T. E. Lawrence felt that any transcription of Arabic names into English was arbitrary. In his book "Revolt in the Desert" Jeddah is spelled three different ways on the first page alone.
On official Saudi maps and documents, the city name is transcribed "Jeddah", which is now the prevailing usage.
Most of Saudi Arabia is desert. The central region consists of an eroded plateau, mostly arid and hot in the summer and cold in the winter. The western region is mountainous, except for the coastal plain bordering the Red Sea such as the Jeddah area.
Jeddah borders the Red Sea from the west and the Al-Sarawat Mountains from the east. It has no rivers or valleys but it includes Sharm Ob'hur which connect the Red Sea to the other end of the city. Sharm of Salman (Also called Gulf of Salman) borders the city from north.
Jeddah features an arid climate under Koppen's climate classification. Unlike other Saudi Arabian cities, Jeddah retains its warm temperature in winter, which can range from +15 °C (59 °F) at midnight to +25 °C (77 °F) in the afternoon. Summer temperatures are considered very hot and break the +40 °C (104 °F) mark in the afternoon dropping to +30 °C (86 °F) in the evening. Rainfall in Jeddah is generally sparse, and usually occurs in small amounts in December. There have also been several notable incidents of hail. Heavy thunderstorms are not uncommon in winter. (The thunderstorm of December 2008 being the largest in recent memory, with rain reaching around 3 inches.) The lowest temperature ever recorded in Jeddah was 3°C (37.4°F) in the winter of 1995.
Some unusual events often happen during the year, such as dust storms in summer, coming from the Arabian Peninsula's deserts or from North
**Pollution and environment
Air pollution remains to some degree an issue for Jeddah, particularly on the hot summer days. The city has experienced a number of bush fires, landfill fires and even pollution caused by the two industrial zones in the north and the south of Jeddah.
The water treatment factory and the seaport contribute to water pollution. However, the coast of the city can be considered safe, and of relatively clean quality.
Saudi Arabian Airlines headquartersJeddah is the second commercial capital of Saudi Arabia. In addition, the city's geographical location places it at the heart of the region covered by the Middle East and North Africa, with all their capitals within two hours flying distance, defining Jeddah as the second commercial center of the Middle East after Riyadh.
Also, Jeddah industrial district is the four largest industrial city in Saudi Arabia after Riyadh, Jubail and Yanbu.
Popular Saudi and foreign opinion regards Jeddah as the most liberal and cosmopolitan of Saudi cities due to its historic role as port and gateway to the holy city of Mecca.
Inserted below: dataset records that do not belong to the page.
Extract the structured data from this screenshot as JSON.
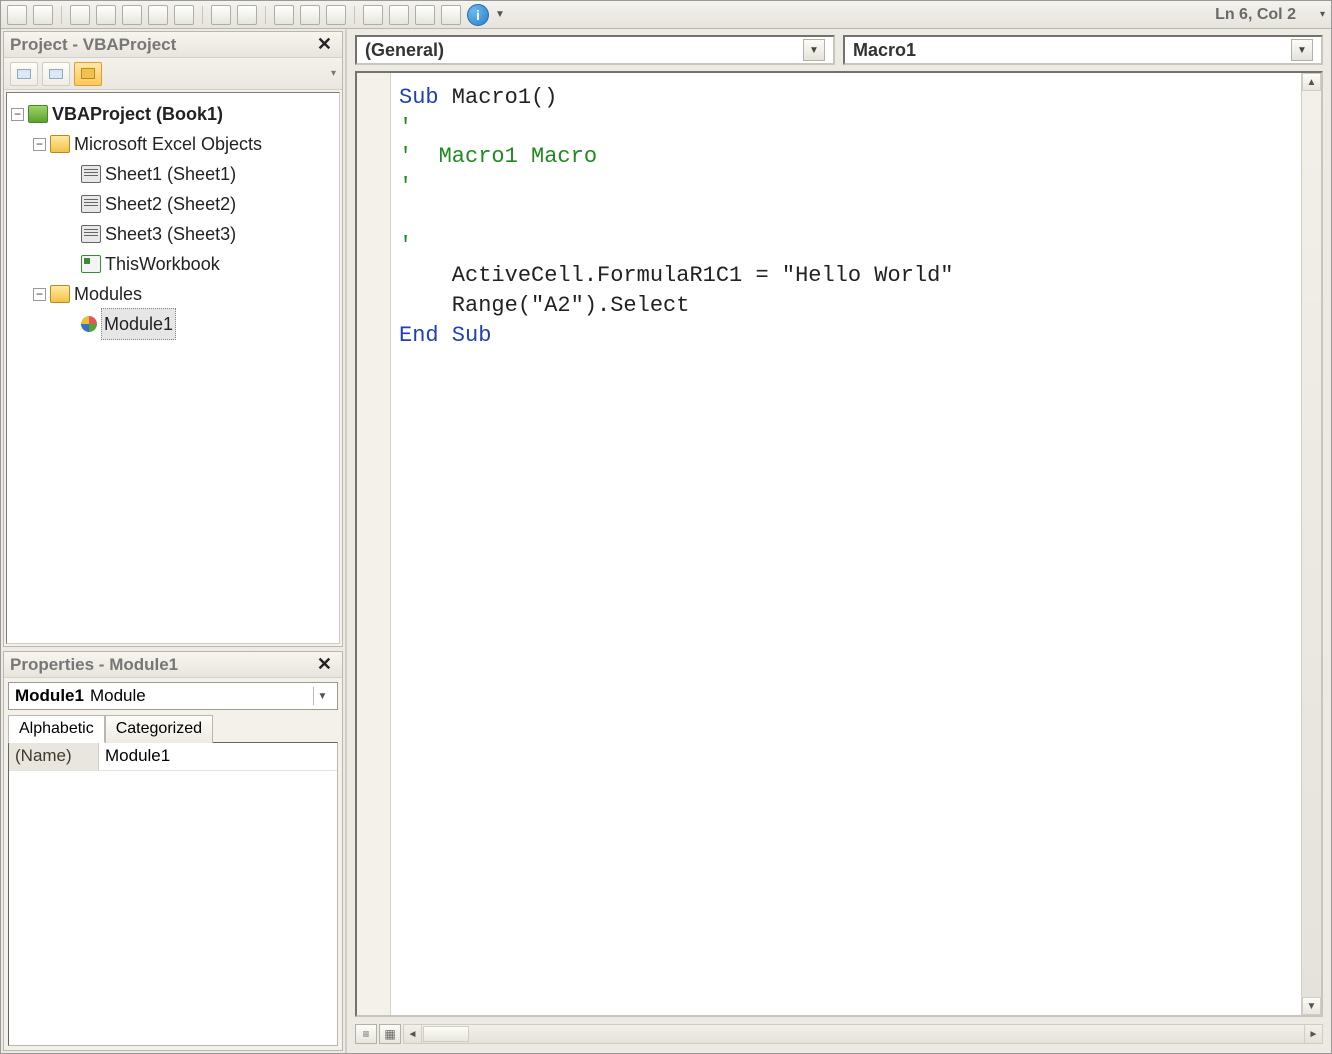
{
  "toolbar": {
    "status": "Ln 6, Col 2"
  },
  "project_pane": {
    "title": "Project - VBAProject",
    "root": "VBAProject (Book1)",
    "folder_objects": "Microsoft Excel Objects",
    "sheet1": "Sheet1 (Sheet1)",
    "sheet2": "Sheet2 (Sheet2)",
    "sheet3": "Sheet3 (Sheet3)",
    "workbook": "ThisWorkbook",
    "folder_modules": "Modules",
    "module1": "Module1"
  },
  "properties_pane": {
    "title": "Properties - Module1",
    "combo_bold": "Module1",
    "combo_type": "Module",
    "tab_alpha": "Alphabetic",
    "tab_cat": "Categorized",
    "row_name_label": "(Name)",
    "row_name_value": "Module1"
  },
  "code_pane": {
    "combo_left": "(General)",
    "combo_right": "Macro1",
    "lines": {
      "l1a": "Sub",
      "l1b": " Macro1()",
      "l2": "'",
      "l3": "'  Macro1 Macro",
      "l4": "'",
      "l5": "",
      "l6": "'",
      "l7": "    ActiveCell.FormulaR1C1 = \"Hello World\"",
      "l8": "    Range(\"A2\").Select",
      "l9a": "End",
      "l9b": " Sub"
    }
  }
}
For over one thousand years, Jeddah has received millions of pilgrims of different ethnicities and backgrounds, from Africa, Central Asia, Southeast Asia, Europe and the Middle East, many of whom remained and became residents of the city. As a result, Jeddah is much more ethnically diverse than most Saudi cities and its culture more eclectic in nature (in contrast with the more geographically isolated, and religiously strict capital Riyadh). Added to the traditional diversity, the oil-boom of the past 50 years has brought hundreds of thousands of working immigrants and foreign workers from non-Muslim countries, the majority originating from continents such as North America (United States of America), Europe (Western Europe), and Asia (South and South-East Asia); there are also many Christian Arabs from the Middle East, coming from Lebanon, Syria, Egypt, and the West Bank and Gaza